Yet despite two burst water mains and two sinkholes forming in the last few weeks alone in downtown Montreal – snarling traffic and costing the city hundreds of thousands of dollars – the City contends that we are, in fact, right on schedule when it comes to roadwork.

According to City of Montreal spokesperson Jacques-Alain Lavallée, as of May 31 the city has dealt with 390 such incidents. The sum total for 2011 was 892, according to Lavallée.

The former figure has increased since the end of the month, however, with a sinkhole forming at the intersection of Ste. Catherine and McGill-College last Tuesday and water mains bursting later that week on Peel and St. Dominique streets, causing water to seep out of cracks in the road.

The sinkhole was the second to form in a month, following one on Sherbrooke street near McGill University that opened up shortly after the 400 000-person strong May 22 demonstration against tuition increases.

Lavallée said the sudden rash of infrastructure damage has been a result of a lack of past investment in road maintenance.

“It’s basically because maintenance hasn’t been [uniform] over the years,” said Lavallée.

Between 1992 and 2001 the city invested only $12.5 million in water main maintenance, according to Lavallée. Since 2002, the city has invested $1 billion.

“Sometimes it’s also a minor leak that appears, it’s not something that people are always aware of,” added Lavallée, “but one drop at a time it can cause erosion, and one truck can drive over it and cause a sink-in.”

Aging water mains have also suffered from new environmental stresses, he said. With some water mains dating back to the Victorian era – the pipe that burst, triggering the Ste. Catherine sinkhole, was installed in 1896 – extreme weather and increased traffic are quickly taking their toll.

“The numbers of cars and trucks have increased dramatically in Montreal,” said Lavallée, who added that “abrasives” like cold-weather tires and street salts also contribute to erosion.

The cost for this month’s repairs is already reaching $1 million. Fixing the Sherbrooke sinkhole cost $320 000, according to a news release from the city. Lavallée estimated the total cost of fixing the Ste. Catherine’s sinkhole at roughly $675 000 including additional expenses like road signs and personnel to re-direct traffic.

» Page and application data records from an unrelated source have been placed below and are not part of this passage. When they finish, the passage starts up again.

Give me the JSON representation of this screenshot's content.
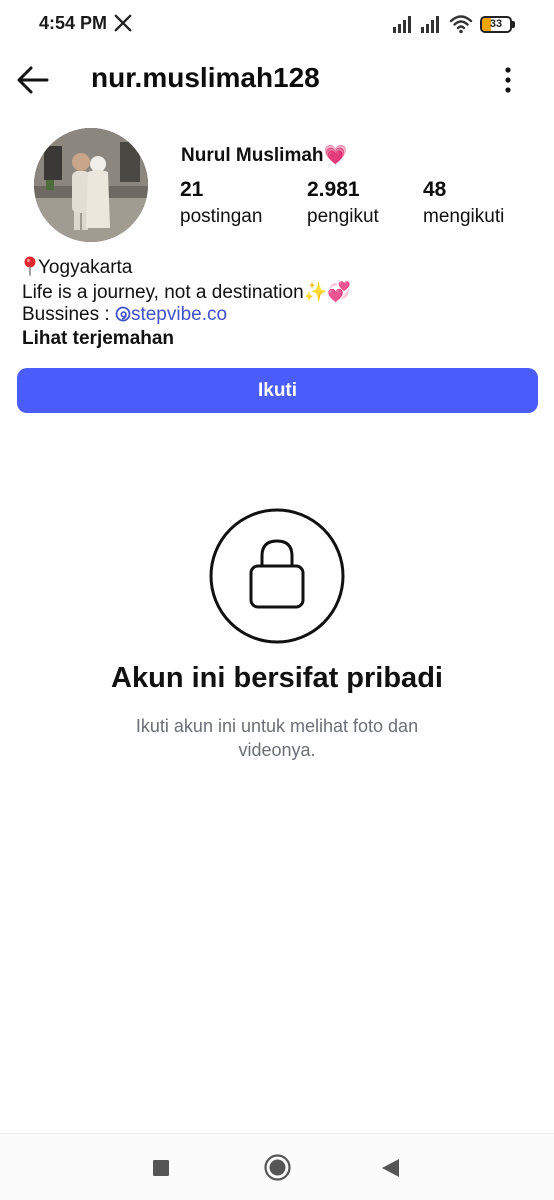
{
  "status_bar": {
    "time": "4:54 PM",
    "battery_level": "33",
    "icons": [
      "x-logo-icon",
      "signal-icon",
      "signal-icon",
      "wifi-icon",
      "battery-icon"
    ]
  },
  "header": {
    "username": "nur.muslimah128",
    "icons": [
      "back-arrow-icon",
      "more-options-icon"
    ]
  },
  "profile": {
    "display_name": "Nurul Muslimah💗",
    "stats": {
      "posts_count": "21",
      "posts_label": "postingan",
      "followers_count": "2.981",
      "followers_label": "pengikut",
      "following_count": "48",
      "following_label": "mengikuti"
    },
    "bio": {
      "location": "Yogyakarta",
      "tagline": "Life is a journey, not a destination✨💞",
      "business_prefix": "Bussines : ",
      "business_handle": "stepvibe.co",
      "translate_label": "Lihat terjemahan"
    }
  },
  "follow_button": {
    "label": "Ikuti",
    "color": "#4a5dfb"
  },
  "private_notice": {
    "title": "Akun ini bersifat pribadi",
    "description": "Ikuti akun ini untuk melihat foto dan videonya.",
    "icon": "lock-icon"
  },
  "nav_bar": {
    "icons": [
      "recent-apps-icon",
      "home-icon",
      "back-icon"
    ]
  },
  "colors": {
    "accent": "#4a5dfb",
    "link": "#3f51c8",
    "muted_text": "#6b6f75",
    "battery": "#f0a500"
  }
}
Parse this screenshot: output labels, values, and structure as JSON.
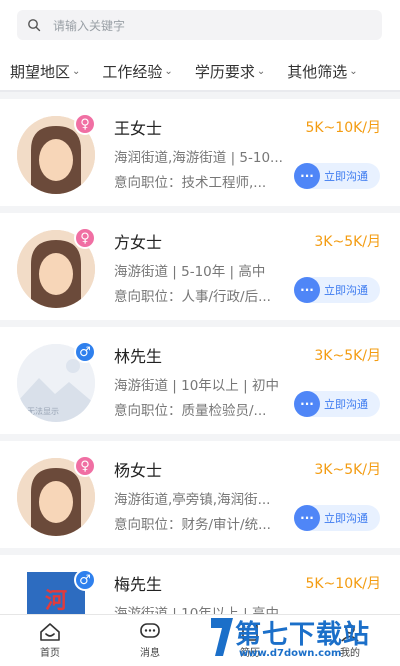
{
  "search": {
    "placeholder": "请输入关键字"
  },
  "filters": [
    {
      "label": "期望地区"
    },
    {
      "label": "工作经验"
    },
    {
      "label": "学历要求"
    },
    {
      "label": "其他筛选"
    }
  ],
  "candidates": [
    {
      "name": "王女士",
      "salary": "5K~10K/月",
      "info": "海润街道,海游街道 | 5-10...",
      "intent": "意向职位：技术工程师,...",
      "gender": "female",
      "chat": "立即沟通"
    },
    {
      "name": "方女士",
      "salary": "3K~5K/月",
      "info": "海游街道 | 5-10年 | 高中",
      "intent": "意向职位：人事/行政/后...",
      "gender": "female",
      "chat": "立即沟通"
    },
    {
      "name": "林先生",
      "salary": "3K~5K/月",
      "info": "海游街道 | 10年以上 | 初中",
      "intent": "意向职位：质量检验员/...",
      "gender": "male",
      "chat": "立即沟通",
      "avatar_text": "无法显示"
    },
    {
      "name": "杨女士",
      "salary": "3K~5K/月",
      "info": "海游街道,亭旁镇,海润街...",
      "intent": "意向职位：财务/审计/统...",
      "gender": "female",
      "chat": "立即沟通"
    },
    {
      "name": "梅先生",
      "salary": "5K~10K/月",
      "info": "海游街道 | 10年以上 | 高中",
      "gender": "male"
    }
  ],
  "tabs": [
    {
      "label": "首页",
      "icon": "home-icon"
    },
    {
      "label": "消息",
      "icon": "message-icon"
    },
    {
      "label": "简历",
      "icon": "resume-icon"
    },
    {
      "label": "我的",
      "icon": "profile-icon"
    }
  ],
  "watermark": {
    "main": "第七下载站",
    "url": "www.d7down.com"
  },
  "colors": {
    "salary": "#f39c12",
    "female": "#f06fa3",
    "male": "#2f80ed",
    "chat": "#3d7bf0"
  }
}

Lavallée said he expects Ste. Catherine to be re-opened to traffic by next week, with workers pulling 16-hour shifts, seven days a week.

Photo courtesy of Carlos Pacheco via Flickr